    Offline

    18
    ReputationRep:
    (Original post by keepchilled)
    That's fantastic, thank u! Lastly, any tips for tomorrow? Simple dos and don'ts? I tend to get soo nervous. Thanks anyway.
    Read your PS before you go. Think of what you want them to know about you and try to get that across. Remember they're not out to trick you, just see if you're a good fit. Stay calm. Ask for questions to be rephrased if you don't understand them. Don't be afraid to ask for a moment to think about an answer rather than just blurting it out... Hope that helps!

    (Original post by Cutie_Pie)
    So informative! Are you able to try dissections if you want, or are you restricted to just observing?
    Prosection sounds like a great idea, ensuring you get a proper look, saving time and money, but it would be nice to have the option of getting some hands on experience, no?

    You can do dissections in 3rd year if you want to. You don't just observe. Anatomy is very hands on, you just don't do the cutting part. You do all the exploring though.


    Personally, no! I don't think it would be nice to do a dissection. I don't see how it would benefit my learning and is totally different from surgery so isn't even useful there. It's a different way of learning but I don't think it's necessary.

    And to be totally honest, anatomy smells. And the smell clings to you. The less time I spend in the lab the happier I am! :teehee:

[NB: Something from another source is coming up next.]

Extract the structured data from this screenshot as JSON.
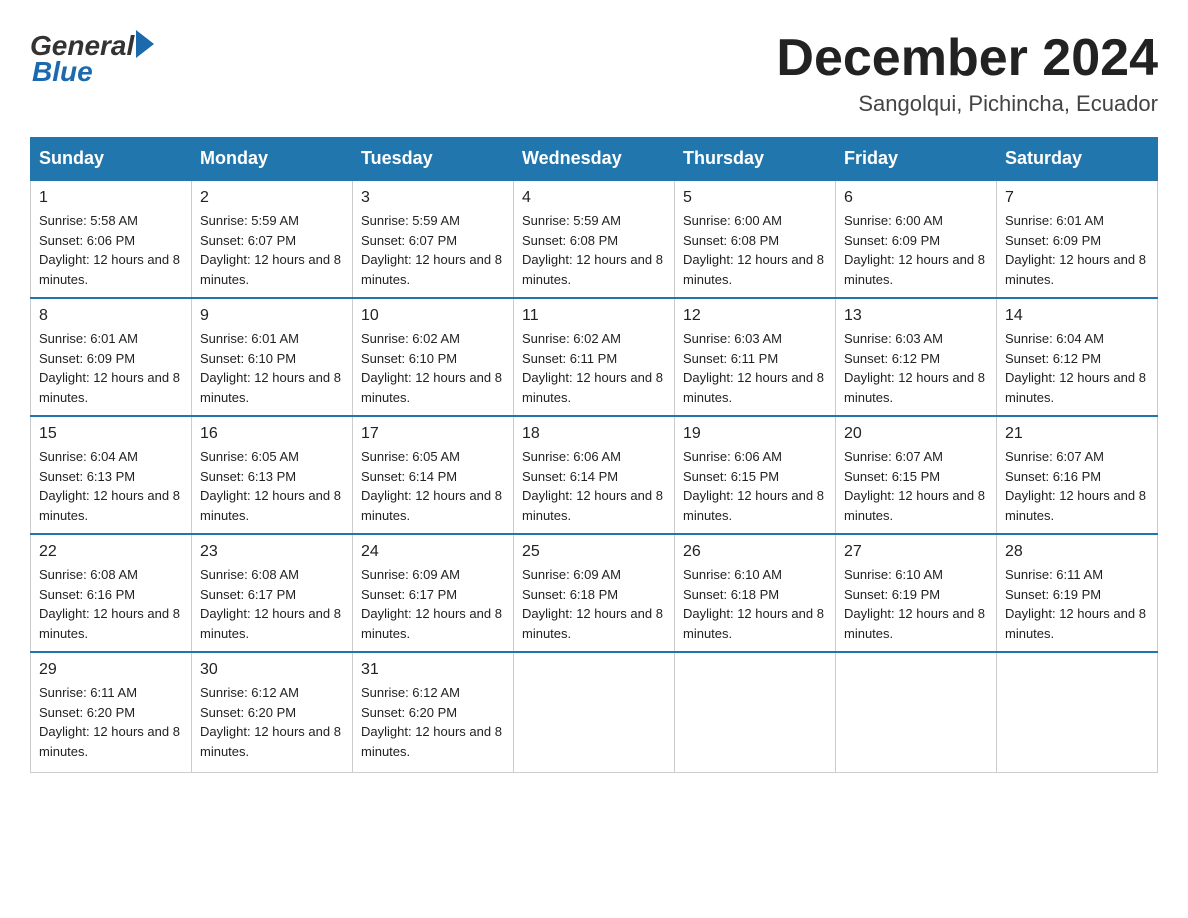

    For other people dissection is really important, however it seems that the people who care most about it are the ones who haven't started med school yet
    Offline

    6
    ReputationRep:
    I have my interview tomorrow and I got 642.5 in my UKCAT which is relatively poor compared to what people are complaining about on here. The UKCAT, I assume, forms a part of the application of which other factors are considered such as your PS, reference, AS grades etc.
    Offline

    0
    ReputationRep:
    Hello again.
    Is it true that you get your own personal tutor.
    Thanks. Sorry for all of these questions.
    • TSR Support Team
    • Thread Starter
    Offline

    18
    ReputationRep:
    (Original post by Remedium)
    I have my interview tomorrow and I got 642.5 in my UKCAT which is relatively poor compared to what people are complaining about on here. The UKCAT, I assume, forms a part of the application of which other factors are considered such as your PS, reference, AS grades etc.

    If you meet the minimum requirements for GCSEs and A level predictions (not even AS grades) then the only thing they look at is your UKCAT.



    (Original post by Type(n))
    Hello again.
    Is it true that you get your own personal tutor.
    Thanks. Sorry for all of these questions.
    Yes. They are a clinician or researcher within the hospital and they are yours for your entire 5 years. They write your reference when you leave :yes:.
 
 
 
  • See more of what you like on The Student Room

    You can personalise what you see on TSR. Tell us a little about yourself to get started.

  • Poll
    Did TEF Bronze Award affect your UCAS choices?
  • See more of what you like on The Student Room

    You can personalise what you see on TSR. Tell us a little about yourself to get started.

  • The Student Room, Get Revising and Marked by Teachers are trading names of The Student Room Group Ltd.

    Register Number: 04666380 (England and Wales), VAT No. 806 8067 22 Registered Office: International House, Queens Road, Brighton, BN1 3XE

    Quick reply
    Reputation gems: You get these gems as you gain rep from other members for making good contributions and giving helpful advice.